What you are asked to do — Where a line of the records contains the word "JSON", show that line.
------------------------------
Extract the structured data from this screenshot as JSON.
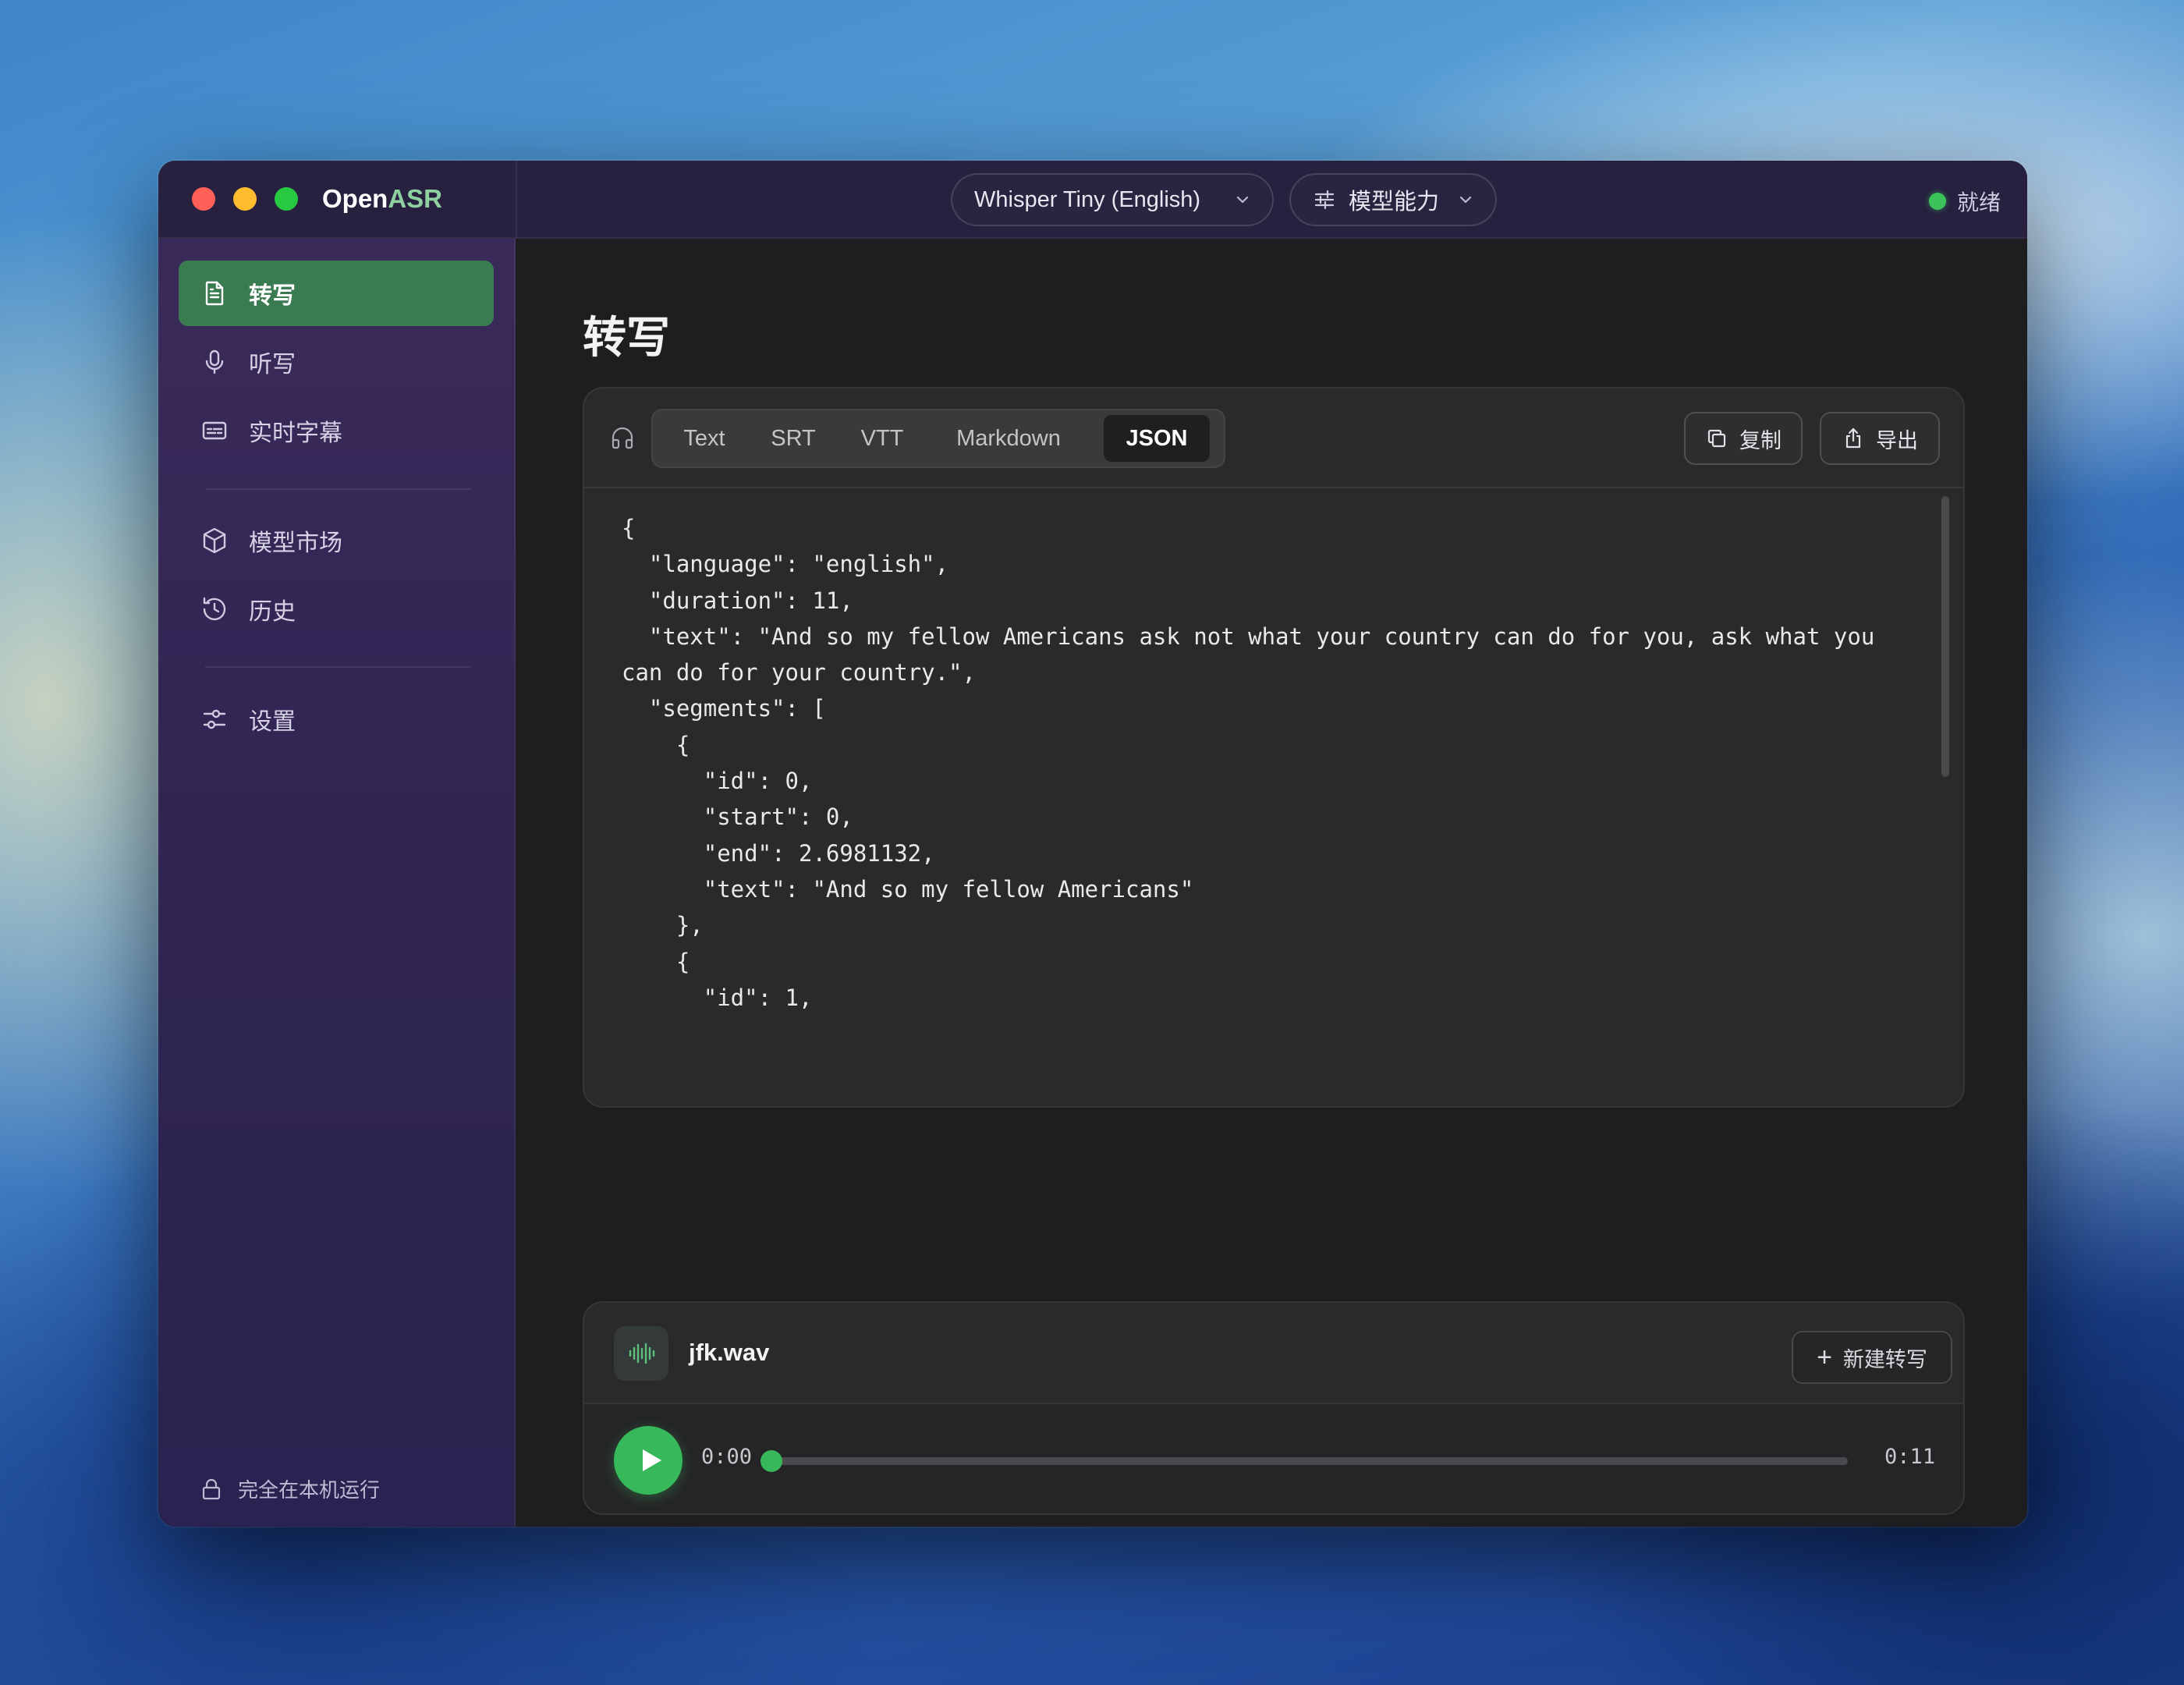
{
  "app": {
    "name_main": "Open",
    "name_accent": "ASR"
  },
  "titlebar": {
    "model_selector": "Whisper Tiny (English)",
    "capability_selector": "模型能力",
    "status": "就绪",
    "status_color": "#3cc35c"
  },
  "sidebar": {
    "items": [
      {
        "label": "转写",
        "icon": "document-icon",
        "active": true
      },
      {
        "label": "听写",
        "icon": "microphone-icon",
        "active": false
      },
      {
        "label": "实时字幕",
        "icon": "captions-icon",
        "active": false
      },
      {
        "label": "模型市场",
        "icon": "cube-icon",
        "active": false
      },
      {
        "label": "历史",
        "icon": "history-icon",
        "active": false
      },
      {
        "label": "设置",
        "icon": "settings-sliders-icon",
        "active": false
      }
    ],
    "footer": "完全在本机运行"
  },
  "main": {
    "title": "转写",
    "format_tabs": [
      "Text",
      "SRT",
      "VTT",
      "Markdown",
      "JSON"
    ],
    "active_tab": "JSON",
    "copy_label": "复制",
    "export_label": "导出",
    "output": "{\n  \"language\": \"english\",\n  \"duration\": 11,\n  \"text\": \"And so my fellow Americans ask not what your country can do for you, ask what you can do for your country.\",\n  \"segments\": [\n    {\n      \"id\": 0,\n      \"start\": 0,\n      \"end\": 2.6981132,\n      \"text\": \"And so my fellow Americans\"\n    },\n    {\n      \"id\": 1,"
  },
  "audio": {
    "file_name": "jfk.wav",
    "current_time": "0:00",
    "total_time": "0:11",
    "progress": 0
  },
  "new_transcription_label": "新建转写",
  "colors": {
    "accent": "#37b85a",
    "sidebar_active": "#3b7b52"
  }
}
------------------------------
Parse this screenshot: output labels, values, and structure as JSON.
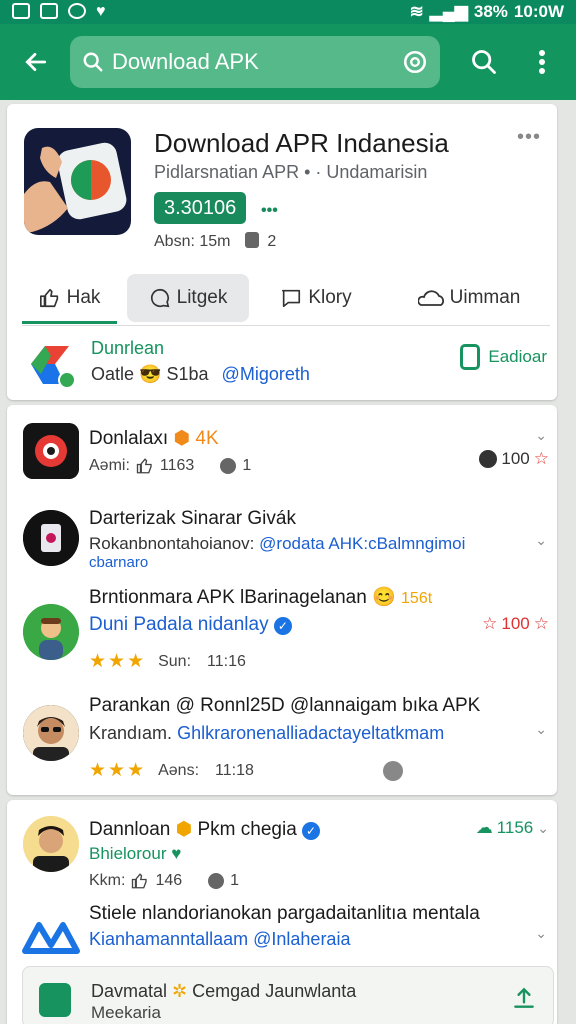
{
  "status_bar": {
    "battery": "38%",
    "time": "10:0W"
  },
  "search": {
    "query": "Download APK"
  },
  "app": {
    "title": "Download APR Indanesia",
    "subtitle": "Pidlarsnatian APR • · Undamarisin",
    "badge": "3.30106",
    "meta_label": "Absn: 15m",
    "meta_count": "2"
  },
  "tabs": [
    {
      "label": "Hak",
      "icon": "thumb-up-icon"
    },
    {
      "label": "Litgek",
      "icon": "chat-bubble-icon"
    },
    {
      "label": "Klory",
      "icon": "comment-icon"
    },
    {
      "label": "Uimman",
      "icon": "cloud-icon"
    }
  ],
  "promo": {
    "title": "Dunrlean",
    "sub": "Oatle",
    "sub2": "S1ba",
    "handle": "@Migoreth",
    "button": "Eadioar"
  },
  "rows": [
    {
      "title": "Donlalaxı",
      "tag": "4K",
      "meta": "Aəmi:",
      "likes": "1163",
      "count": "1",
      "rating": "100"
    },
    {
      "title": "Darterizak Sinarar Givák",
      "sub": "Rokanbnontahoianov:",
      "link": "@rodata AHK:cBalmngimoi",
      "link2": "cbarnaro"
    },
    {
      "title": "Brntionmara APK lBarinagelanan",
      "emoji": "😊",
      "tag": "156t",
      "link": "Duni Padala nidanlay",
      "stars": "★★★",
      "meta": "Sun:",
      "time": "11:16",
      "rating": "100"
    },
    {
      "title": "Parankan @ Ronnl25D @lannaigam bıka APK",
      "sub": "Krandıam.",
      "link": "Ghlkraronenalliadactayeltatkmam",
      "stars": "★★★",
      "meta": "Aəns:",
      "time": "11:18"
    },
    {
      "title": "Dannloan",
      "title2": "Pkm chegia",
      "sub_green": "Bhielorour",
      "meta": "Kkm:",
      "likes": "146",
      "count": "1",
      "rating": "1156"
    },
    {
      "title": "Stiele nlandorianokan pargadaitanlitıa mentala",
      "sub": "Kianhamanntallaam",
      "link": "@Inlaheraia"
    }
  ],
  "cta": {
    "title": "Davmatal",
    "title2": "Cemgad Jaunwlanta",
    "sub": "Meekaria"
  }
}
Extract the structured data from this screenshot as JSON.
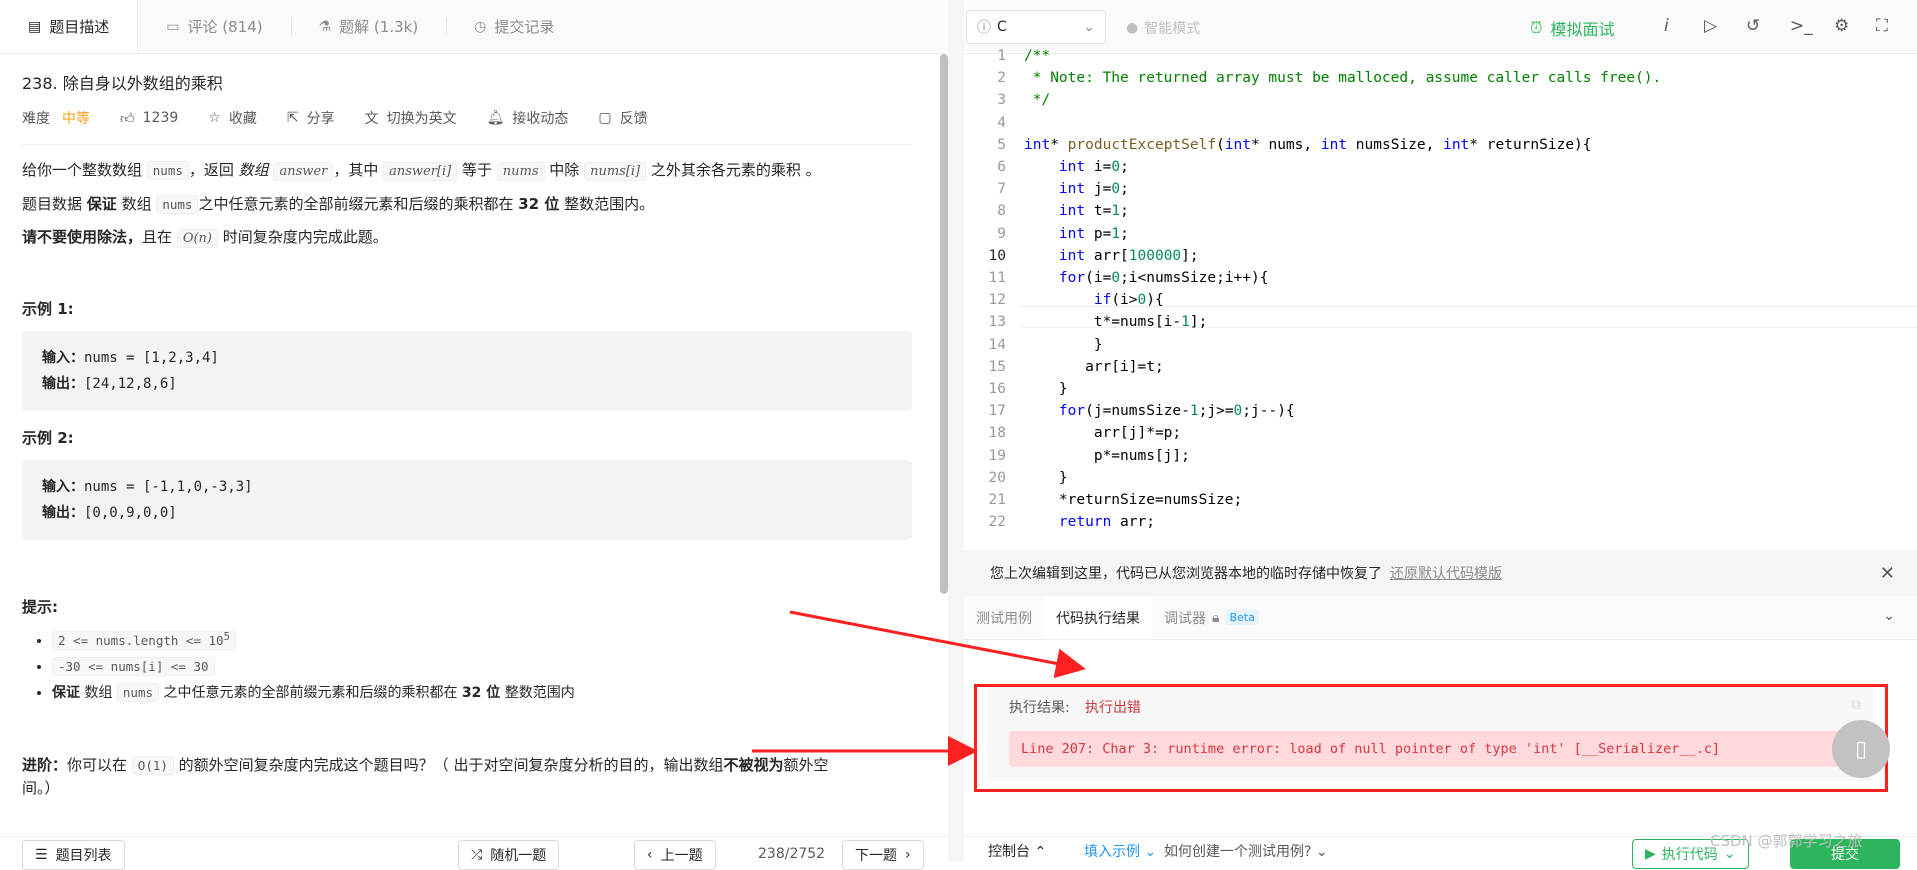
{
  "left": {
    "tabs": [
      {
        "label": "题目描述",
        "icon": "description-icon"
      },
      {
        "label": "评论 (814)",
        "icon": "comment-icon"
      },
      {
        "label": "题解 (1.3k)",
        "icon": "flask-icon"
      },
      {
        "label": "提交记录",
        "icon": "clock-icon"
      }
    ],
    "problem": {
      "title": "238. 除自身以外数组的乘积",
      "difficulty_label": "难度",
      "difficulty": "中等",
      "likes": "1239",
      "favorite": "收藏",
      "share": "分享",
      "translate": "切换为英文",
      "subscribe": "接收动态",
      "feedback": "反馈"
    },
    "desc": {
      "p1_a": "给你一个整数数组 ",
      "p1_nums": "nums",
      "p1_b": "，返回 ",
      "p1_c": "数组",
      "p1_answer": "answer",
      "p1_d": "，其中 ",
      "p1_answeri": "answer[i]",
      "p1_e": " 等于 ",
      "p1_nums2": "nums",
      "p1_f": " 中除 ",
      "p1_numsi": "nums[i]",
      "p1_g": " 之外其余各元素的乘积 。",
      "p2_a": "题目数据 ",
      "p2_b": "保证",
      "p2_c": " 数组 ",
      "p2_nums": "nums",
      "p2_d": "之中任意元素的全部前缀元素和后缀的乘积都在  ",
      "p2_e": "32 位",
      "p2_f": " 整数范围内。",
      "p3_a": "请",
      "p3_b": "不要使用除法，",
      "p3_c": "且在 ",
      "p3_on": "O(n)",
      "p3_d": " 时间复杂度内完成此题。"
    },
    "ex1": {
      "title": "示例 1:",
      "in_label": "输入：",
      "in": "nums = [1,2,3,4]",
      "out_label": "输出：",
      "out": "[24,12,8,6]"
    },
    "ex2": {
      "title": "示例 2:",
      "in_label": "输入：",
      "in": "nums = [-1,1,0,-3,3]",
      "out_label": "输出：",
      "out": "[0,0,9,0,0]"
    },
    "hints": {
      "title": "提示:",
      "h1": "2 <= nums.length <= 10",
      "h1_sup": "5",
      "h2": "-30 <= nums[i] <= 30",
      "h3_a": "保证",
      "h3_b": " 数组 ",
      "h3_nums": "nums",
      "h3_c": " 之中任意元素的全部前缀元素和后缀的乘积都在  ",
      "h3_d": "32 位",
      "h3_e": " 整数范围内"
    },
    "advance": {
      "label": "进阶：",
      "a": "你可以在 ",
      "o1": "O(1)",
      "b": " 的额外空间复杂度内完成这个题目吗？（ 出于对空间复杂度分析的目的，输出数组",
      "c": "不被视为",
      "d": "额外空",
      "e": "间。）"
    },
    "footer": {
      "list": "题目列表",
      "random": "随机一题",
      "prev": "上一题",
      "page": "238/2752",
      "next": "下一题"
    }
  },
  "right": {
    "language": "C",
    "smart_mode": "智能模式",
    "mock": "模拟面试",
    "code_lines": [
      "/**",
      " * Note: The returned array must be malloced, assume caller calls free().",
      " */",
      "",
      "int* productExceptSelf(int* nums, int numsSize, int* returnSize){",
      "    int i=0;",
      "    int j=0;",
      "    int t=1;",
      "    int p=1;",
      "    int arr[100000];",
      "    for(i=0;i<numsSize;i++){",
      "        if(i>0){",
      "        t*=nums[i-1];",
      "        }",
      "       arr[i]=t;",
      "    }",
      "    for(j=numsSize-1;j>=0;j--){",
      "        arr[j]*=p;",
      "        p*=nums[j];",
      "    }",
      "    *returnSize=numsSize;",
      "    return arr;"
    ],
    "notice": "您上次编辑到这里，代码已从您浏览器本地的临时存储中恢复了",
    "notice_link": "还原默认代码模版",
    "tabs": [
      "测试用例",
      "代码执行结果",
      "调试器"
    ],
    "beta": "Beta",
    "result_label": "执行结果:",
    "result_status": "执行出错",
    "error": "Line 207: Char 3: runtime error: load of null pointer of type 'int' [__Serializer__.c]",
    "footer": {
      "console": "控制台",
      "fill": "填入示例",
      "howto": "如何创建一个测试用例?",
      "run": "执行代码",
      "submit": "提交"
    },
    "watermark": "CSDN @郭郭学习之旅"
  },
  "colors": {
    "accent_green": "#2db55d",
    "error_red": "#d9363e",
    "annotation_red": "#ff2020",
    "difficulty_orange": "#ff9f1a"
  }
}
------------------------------
Answer box —
Extract the structured data from this screenshot as JSON.
      "JSON"
    "active_tab": "JSON",
Parse this screenshot: output labels, values, and structure as JSON.
Extract the structured data from this screenshot as JSON.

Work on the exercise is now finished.